(Page and application data records)
▬▬▬

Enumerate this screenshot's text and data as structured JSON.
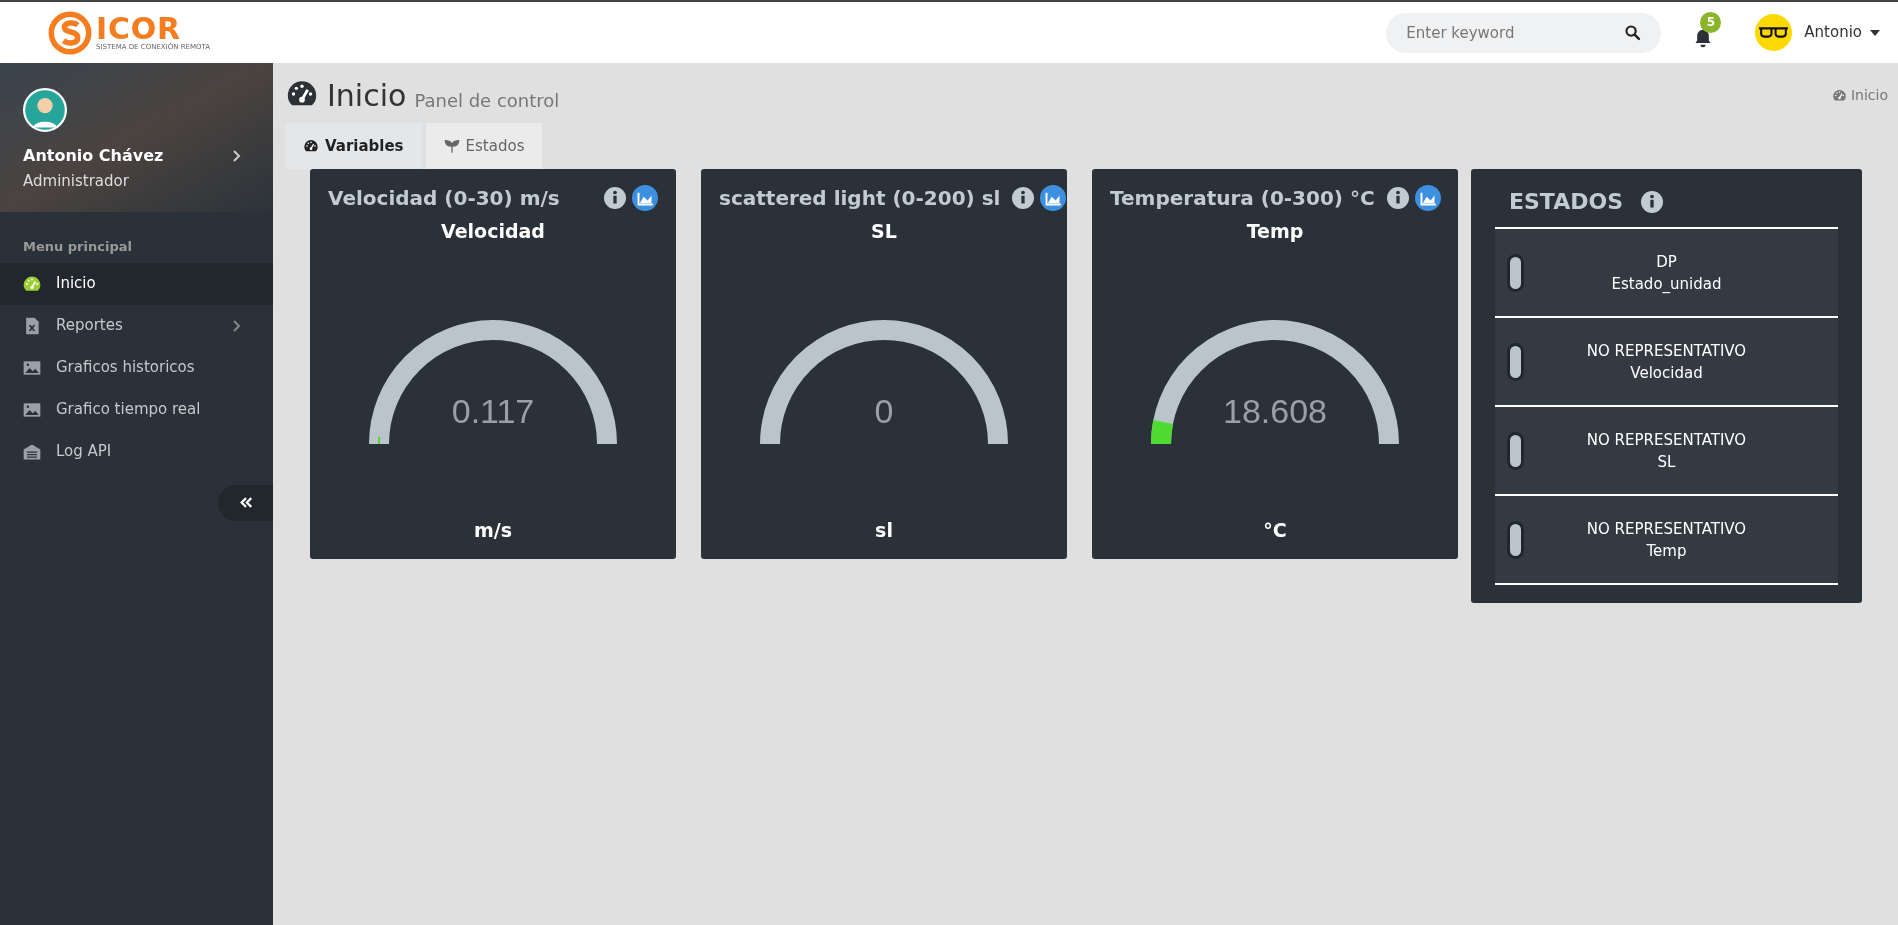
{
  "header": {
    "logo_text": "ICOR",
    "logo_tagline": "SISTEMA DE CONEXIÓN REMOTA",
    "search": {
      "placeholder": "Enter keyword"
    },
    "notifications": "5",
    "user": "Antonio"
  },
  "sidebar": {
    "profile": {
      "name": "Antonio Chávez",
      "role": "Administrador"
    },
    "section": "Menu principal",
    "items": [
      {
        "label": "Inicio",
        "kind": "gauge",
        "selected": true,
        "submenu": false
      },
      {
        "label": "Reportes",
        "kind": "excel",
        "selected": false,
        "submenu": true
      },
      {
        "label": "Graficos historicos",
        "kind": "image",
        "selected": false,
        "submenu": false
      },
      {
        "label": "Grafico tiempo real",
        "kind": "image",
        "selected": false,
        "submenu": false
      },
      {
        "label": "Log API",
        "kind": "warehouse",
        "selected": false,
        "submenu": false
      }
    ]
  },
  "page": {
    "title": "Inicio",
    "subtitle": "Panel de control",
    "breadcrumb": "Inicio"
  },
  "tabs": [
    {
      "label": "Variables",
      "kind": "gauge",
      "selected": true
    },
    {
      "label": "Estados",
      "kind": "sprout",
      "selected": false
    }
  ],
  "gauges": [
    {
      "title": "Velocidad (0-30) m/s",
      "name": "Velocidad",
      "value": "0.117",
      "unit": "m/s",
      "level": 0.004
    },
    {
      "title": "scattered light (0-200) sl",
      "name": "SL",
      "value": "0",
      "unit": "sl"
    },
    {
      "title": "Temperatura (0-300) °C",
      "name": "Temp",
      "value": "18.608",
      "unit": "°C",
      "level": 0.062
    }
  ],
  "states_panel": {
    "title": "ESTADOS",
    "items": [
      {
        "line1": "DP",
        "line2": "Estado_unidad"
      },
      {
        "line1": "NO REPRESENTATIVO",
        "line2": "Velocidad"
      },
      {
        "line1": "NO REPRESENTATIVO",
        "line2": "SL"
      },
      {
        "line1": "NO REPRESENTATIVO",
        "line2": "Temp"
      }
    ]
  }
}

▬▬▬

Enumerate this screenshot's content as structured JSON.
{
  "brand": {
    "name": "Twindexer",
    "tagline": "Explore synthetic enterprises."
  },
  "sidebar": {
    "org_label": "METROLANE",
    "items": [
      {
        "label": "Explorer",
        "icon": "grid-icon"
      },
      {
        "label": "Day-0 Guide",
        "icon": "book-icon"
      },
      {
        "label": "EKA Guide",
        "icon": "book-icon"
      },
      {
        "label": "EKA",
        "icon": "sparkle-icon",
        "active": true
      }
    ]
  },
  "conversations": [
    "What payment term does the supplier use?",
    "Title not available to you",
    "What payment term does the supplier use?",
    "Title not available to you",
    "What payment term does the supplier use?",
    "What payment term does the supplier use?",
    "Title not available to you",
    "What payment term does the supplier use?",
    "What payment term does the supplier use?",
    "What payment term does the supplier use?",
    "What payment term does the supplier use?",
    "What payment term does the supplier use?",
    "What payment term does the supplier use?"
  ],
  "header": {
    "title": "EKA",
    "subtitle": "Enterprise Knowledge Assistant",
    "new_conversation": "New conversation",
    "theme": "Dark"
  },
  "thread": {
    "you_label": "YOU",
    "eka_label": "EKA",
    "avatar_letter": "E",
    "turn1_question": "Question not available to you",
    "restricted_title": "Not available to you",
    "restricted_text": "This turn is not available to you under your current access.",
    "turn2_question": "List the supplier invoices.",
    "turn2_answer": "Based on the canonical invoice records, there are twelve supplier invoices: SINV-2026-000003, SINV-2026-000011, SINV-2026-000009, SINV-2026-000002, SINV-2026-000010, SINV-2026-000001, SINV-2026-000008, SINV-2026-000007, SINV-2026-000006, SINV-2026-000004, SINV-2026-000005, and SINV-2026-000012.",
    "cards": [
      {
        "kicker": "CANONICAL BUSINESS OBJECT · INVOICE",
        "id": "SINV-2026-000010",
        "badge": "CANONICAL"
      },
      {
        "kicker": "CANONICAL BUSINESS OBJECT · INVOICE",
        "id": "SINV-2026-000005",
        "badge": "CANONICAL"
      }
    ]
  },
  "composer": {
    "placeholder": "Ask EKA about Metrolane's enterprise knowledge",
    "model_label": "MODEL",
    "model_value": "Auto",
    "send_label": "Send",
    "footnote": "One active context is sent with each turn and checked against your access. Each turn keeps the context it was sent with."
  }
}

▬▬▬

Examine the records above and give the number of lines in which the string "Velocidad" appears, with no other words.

Reply:
3